As he ascended from a talented equal among equals to the dizzy heights of sainthood and cultural icon for those half his age and younger, we began to see the canonization of his internal confusion – I’m a singer living in L.A. – I’m a Buddhist up the silent mountain – I’m the grocer of despair- I’m a reverent Jew – I’m a worldwide success in a bespoke suit – I never really was a ladies man – , and in this week’s Guardian I see more of the same. “What gave his work its uncommon gravitas wasn’t that he knew the answers, but that he never stopped looking. He searched for clues in bedrooms and war zones, in Jewish temples and Buddhist retreats, in Europe, Africa, Israel and Cuba. He tried to flush them out with booze and drugs and seduce them with melodies. And whenever he managed to painfully extract some nugget of wisdom, he would cut it and polish it like a precious stone before resuming the search” (Dorian Lynskey), “He finds shades in the blackness that feel like colour” (Bono).
Some of the above reminds me of the confusions we tried to resolve in the 60/70’s, with Seth, Gurdjieff, Castaneda, meditation, LSD and Spiritualism etc. In those years Cohen’s turmoil was a shining light, but the sheer beauty of its utterance, as with his lesser known contemporary Nick Drake, is what lasts. Those of us old enough to have reached the dry land beyond “the churning sea into which Cohen’s songs are like anchors flung” (Lynskey), know that the polarities which transfixed Cohen and his younger fans, are merely illusions, shadows cast upon the walls of our cave by unbridled passions, ignorance, ancient rule-books and political repressions. We have walked out of that churning sea made of emotions and ambitions and have no need for anchors.

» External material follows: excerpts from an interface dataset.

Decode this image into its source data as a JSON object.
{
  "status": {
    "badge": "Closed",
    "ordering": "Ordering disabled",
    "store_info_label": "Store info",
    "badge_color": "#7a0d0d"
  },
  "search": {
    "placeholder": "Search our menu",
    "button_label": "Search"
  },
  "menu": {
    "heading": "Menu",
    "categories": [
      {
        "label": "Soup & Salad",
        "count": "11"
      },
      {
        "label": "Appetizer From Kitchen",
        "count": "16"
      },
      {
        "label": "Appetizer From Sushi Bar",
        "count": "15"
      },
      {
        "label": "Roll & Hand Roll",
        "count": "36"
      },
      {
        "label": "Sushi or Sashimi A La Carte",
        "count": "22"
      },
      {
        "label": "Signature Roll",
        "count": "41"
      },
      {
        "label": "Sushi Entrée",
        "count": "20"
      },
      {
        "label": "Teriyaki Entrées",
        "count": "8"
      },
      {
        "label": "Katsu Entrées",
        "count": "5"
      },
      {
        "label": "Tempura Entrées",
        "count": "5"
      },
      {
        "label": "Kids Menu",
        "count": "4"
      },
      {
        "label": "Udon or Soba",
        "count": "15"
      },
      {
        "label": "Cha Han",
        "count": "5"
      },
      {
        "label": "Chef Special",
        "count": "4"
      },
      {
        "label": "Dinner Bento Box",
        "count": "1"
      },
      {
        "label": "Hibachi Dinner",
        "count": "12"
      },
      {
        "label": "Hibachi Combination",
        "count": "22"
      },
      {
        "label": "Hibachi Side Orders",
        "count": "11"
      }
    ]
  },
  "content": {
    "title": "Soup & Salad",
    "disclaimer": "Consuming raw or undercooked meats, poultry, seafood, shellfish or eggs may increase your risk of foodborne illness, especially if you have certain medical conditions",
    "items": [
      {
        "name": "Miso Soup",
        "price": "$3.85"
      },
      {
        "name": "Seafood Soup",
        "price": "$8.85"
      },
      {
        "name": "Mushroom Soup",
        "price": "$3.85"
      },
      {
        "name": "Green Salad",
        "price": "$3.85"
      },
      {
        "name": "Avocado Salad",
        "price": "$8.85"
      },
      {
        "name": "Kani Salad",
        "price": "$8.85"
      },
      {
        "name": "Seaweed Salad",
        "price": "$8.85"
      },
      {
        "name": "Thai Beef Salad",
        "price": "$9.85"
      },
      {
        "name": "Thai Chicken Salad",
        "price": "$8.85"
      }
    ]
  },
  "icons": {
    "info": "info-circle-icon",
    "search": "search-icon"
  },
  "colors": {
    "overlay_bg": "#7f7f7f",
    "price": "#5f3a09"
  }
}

Metaphysical poets like Rumi (and others), whom Cohen tried to emulate in The Guests, have evoked this state, and Coleman Barks translations have joined us to that eternity of understanding. It is a state of serenity, of calm, even bemused, acceptance in which the madness of desire, ambition and paranoid power mongers have no purchase. Both Cohen and Drake have touched these places but either would not or could not remain there. I strongly suspect that it’s the false belief that serenity cannot sustain a career in the emotional see-sawing that is the popular song is what keeps them swinging from pole to pole.
As Lynskey quotes Cohen, on discovering Lorca at fifteen, “The loneliness was dissolved, and you felt you were this aching creature in the midst of an aching cosmos, and the ache was okay. Not only was it okay, but it was the way you embraced the sun and the moon”. A doomed romantic ideology if ever I saw one, and one that will certainly gather in its adherents over the generations. Mind you this was also the man who sang I ache in the places where I used to play, and as I settle with the odd comforting groan into my sunset years I can only agree.
What he might add to this now, settled on the other side and surveying the lives that Leonard lived, one can only guess, as some would say. I, however, will go you one better: I shall attempt to find out.
And I did, on Youtube, a few days ago. Check out “WordofGord: spirit contact, Leonard Cohen”, where ‘I’ seemed to meet him outside a rather resplendent synagogue in the astral plane version of Montreal. A very polite, deferential and somewhat relieved Leonard settling in to something like eternity, although if he knew his Buddhism as well as he implied in interviews, the velvet gloved threat of return to the valley of the shadow of death hovered discreetly in the background.
As he once memorably sang, “Even damnation is poisoned with rainbows” (The Old Revolution).